All posts tagged: 1880s

Rate the Dress: An Empress in Tiers, 1886

The rate the dress of 7 days ago was a vivid green 1910s number, with black lace over-tunic, paired with a belt that, as it turns out, didn’t necessarily belong to the dress, and inexplicable modern necklace.  Whether you liked it or not hinged on how you felt about the colour (deliciously vivid vs. gaudy), and your attitude towards the white neckline filler (refreshing vs. abrupt).  Despite a few people who really weren’t fond of the colour or silhouette (or very obvious hem), it came in at a quite pleasing 8.2 out of 10.  Very nice! This week, we’re going from bold green to soft pastels paired with dark neutrals, but keeping with the theme of lace overlays, albeit in a very different mood. This mid-1880s dress with unusual asymmetrically tiered skirt comes from the wardrobe of the Empress Maria Feodorovna of Russia (aka Dagmar of Denmark, aka Princess Alexandra’s little sister).  You’ve rated Maria Feodorovna here on Rate the Dress before, and this dress seems in keeping with her taste as demonstrated in other paintings and …

Rate the Dress: a paisley tea gown

Last week’s rate the dress was a probably-by Callot Soeurs gown in what-do-we-call-this-bronze-blush-champagne with intricate embroidery.  A few people weren’t so enthusiastic, but most of you loved the dress – so much so it’s going to get a bit polygamous, because a number of us are in line to marry it.  (me too!).  The final rating was 9.3 out of 10. I’m currently obsessing over paisley, because I’m giving a talk on Paisley at CoCo, so this week’s Rate the Dress is on-theme.  In fact, it manages to combine paisley with another one of my obsessions: tea gowns.

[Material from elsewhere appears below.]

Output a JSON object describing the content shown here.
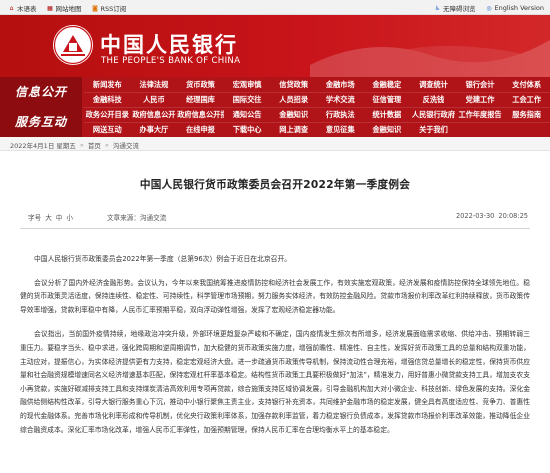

This tea gown is an example of a mid-century paisley shawl which has been re-made into a fitted garment.  This practice was very common from the late 1870s onwards, as shawls fell out of fashion as bustles came in, but the actual shawl fabric was still valued. Though paisley shawls of the 1860s were ENORMOUS, they still don’t contain enough fabric to make a full trained tea gown, so the dressmaker has combined the wool shawl with …

Rate the Dress: Blue & Green should never be seen?

Last week’s Rate the Dress was an 1830s dress in red, and while it got a few mark downs simply for being from the 1830s (sigh) most of you thought the combination of the colour and trim was fabulous, so while a few very low scores dragged it down, it still managed an 8.3 out of 10. It’s been quite a while since I’ve done any children’s wear, and while that’s always a slightly risky proposition, ideals of how we dress and present children having changed a great deal over the centuries, I’m feeling daring this week.  Maybe last week’s red dress has rubbed off on me. This mid 1880s ensemble for a young girl features a blue and white brocaded silk paired with a teal green taffeta, blithely ignoring the old saying about never pairing blue and green in dress.  The cut of the dress takes into account the young wearer: the simple silhouette would allow more ease of movement than one with a fitted waist, and would allow longer wear for a growing girl. …